------ STUDY MATERIAL ------

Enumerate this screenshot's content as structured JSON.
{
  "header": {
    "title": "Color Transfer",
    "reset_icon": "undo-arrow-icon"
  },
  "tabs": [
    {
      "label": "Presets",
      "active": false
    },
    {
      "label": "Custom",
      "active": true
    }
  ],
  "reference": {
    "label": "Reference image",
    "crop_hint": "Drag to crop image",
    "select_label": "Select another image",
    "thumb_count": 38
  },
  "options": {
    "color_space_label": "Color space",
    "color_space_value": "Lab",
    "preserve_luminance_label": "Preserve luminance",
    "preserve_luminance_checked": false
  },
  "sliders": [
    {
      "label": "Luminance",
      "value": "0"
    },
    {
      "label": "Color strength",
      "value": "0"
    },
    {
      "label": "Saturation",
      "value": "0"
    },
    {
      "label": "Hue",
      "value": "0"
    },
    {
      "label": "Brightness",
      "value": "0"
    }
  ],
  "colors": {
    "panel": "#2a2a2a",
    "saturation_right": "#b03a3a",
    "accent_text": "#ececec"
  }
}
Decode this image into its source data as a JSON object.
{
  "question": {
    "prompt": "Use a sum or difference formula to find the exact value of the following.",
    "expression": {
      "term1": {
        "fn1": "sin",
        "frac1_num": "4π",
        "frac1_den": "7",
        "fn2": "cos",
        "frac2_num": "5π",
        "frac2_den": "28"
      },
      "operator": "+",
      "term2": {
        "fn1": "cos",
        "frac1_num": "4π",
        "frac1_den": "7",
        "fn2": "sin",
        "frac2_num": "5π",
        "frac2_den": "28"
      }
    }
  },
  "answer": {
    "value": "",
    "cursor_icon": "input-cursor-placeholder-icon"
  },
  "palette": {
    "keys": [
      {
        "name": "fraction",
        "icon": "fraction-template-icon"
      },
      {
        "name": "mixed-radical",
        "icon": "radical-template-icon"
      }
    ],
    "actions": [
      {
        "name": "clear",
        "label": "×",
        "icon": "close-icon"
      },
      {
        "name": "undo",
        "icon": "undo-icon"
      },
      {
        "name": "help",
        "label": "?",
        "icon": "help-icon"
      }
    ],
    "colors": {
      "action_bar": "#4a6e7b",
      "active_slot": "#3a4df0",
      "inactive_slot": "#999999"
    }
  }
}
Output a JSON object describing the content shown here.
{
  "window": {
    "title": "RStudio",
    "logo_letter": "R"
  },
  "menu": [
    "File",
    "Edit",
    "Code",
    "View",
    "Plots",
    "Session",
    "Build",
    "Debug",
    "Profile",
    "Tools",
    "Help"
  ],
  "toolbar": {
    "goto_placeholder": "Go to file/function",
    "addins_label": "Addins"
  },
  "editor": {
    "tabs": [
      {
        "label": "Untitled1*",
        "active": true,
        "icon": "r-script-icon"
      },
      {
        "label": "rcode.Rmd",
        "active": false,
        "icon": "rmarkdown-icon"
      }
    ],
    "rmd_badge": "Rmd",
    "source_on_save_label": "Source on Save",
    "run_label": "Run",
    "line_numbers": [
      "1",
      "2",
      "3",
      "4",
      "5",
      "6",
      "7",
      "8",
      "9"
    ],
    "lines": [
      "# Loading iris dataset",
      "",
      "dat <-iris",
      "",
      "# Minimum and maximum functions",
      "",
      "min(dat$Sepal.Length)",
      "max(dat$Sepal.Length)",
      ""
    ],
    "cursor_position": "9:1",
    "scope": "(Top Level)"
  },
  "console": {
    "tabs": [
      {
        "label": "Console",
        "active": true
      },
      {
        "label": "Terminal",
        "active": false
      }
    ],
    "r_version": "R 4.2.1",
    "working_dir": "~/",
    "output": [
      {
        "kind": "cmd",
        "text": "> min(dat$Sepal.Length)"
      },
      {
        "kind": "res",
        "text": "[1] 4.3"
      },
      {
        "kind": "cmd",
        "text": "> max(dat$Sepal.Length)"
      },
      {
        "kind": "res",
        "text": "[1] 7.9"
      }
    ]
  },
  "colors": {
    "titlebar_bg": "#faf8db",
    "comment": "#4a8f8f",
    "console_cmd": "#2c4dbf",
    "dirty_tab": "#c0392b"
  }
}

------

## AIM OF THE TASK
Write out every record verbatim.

## RESPONSE BELOW
Enumerate this screenshot's content as structured JSON.
{
  "header": {
    "title": "Color Transfer",
    "reset_icon": "undo-arrow-icon"
  },
  "tabs": [
    {
      "label": "Presets",
      "active": false
    },
    {
      "label": "Custom",
      "active": true
    }
  ],
  "reference": {
    "label": "Reference image",
    "crop_hint": "Drag to crop image",
    "select_label": "Select another image",
    "thumb_count": 38
  },
  "options": {
    "color_space_label": "Color space",
    "color_space_value": "Lab",
    "preserve_luminance_label": "Preserve luminance",
    "preserve_luminance_checked": false
  },
  "sliders": [
    {
      "label": "Luminance",
      "value": "0"
    },
    {
      "label": "Color strength",
      "value": "0"
    },
    {
      "label": "Saturation",
      "value": "0"
    },
    {
      "label": "Hue",
      "value": "0"
    },
    {
      "label": "Brightness",
      "value": "0"
    }
  ],
  "colors": {
    "panel": "#2a2a2a",
    "saturation_right": "#b03a3a",
    "accent_text": "#ececec"
  }
}
Decode this image into its source data as a JSON object.
{
  "question": {
    "prompt": "Use a sum or difference formula to find the exact value of the following.",
    "expression": {
      "term1": {
        "fn1": "sin",
        "frac1_num": "4π",
        "frac1_den": "7",
        "fn2": "cos",
        "frac2_num": "5π",
        "frac2_den": "28"
      },
      "operator": "+",
      "term2": {
        "fn1": "cos",
        "frac1_num": "4π",
        "frac1_den": "7",
        "fn2": "sin",
        "frac2_num": "5π",
        "frac2_den": "28"
      }
    }
  },
  "answer": {
    "value": "",
    "cursor_icon": "input-cursor-placeholder-icon"
  },
  "palette": {
    "keys": [
      {
        "name": "fraction",
        "icon": "fraction-template-icon"
      },
      {
        "name": "mixed-radical",
        "icon": "radical-template-icon"
      }
    ],
    "actions": [
      {
        "name": "clear",
        "label": "×",
        "icon": "close-icon"
      },
      {
        "name": "undo",
        "icon": "undo-icon"
      },
      {
        "name": "help",
        "label": "?",
        "icon": "help-icon"
      }
    ],
    "colors": {
      "action_bar": "#4a6e7b",
      "active_slot": "#3a4df0",
      "inactive_slot": "#999999"
    }
  }
}
Output a JSON object describing the content shown here.
{
  "window": {
    "title": "RStudio",
    "logo_letter": "R"
  },
  "menu": [
    "File",
    "Edit",
    "Code",
    "View",
    "Plots",
    "Session",
    "Build",
    "Debug",
    "Profile",
    "Tools",
    "Help"
  ],
  "toolbar": {
    "goto_placeholder": "Go to file/function",
    "addins_label": "Addins"
  },
  "editor": {
    "tabs": [
      {
        "label": "Untitled1*",
        "active": true,
        "icon": "r-script-icon"
      },
      {
        "label": "rcode.Rmd",
        "active": false,
        "icon": "rmarkdown-icon"
      }
    ],
    "rmd_badge": "Rmd",
    "source_on_save_label": "Source on Save",
    "run_label": "Run",
    "line_numbers": [
      "1",
      "2",
      "3",
      "4",
      "5",
      "6",
      "7",
      "8",
      "9"
    ],
    "lines": [
      "# Loading iris dataset",
      "",
      "dat <-iris",
      "",
      "# Minimum and maximum functions",
      "",
      "min(dat$Sepal.Length)",
      "max(dat$Sepal.Length)",
      ""
    ],
    "cursor_position": "9:1",
    "scope": "(Top Level)"
  },
  "console": {
    "tabs": [
      {
        "label": "Console",
        "active": true
      },
      {
        "label": "Terminal",
        "active": false
      }
    ],
    "r_version": "R 4.2.1",
    "working_dir": "~/",
    "output": [
      {
        "kind": "cmd",
        "text": "> min(dat$Sepal.Length)"
      },
      {
        "kind": "res",
        "text": "[1] 4.3"
      },
      {
        "kind": "cmd",
        "text": "> max(dat$Sepal.Length)"
      },
      {
        "kind": "res",
        "text": "[1] 7.9"
      }
    ]
  },
  "colors": {
    "titlebar_bg": "#faf8db",
    "comment": "#4a8f8f",
    "console_cmd": "#2c4dbf",
    "dirty_tab": "#c0392b"
  }
}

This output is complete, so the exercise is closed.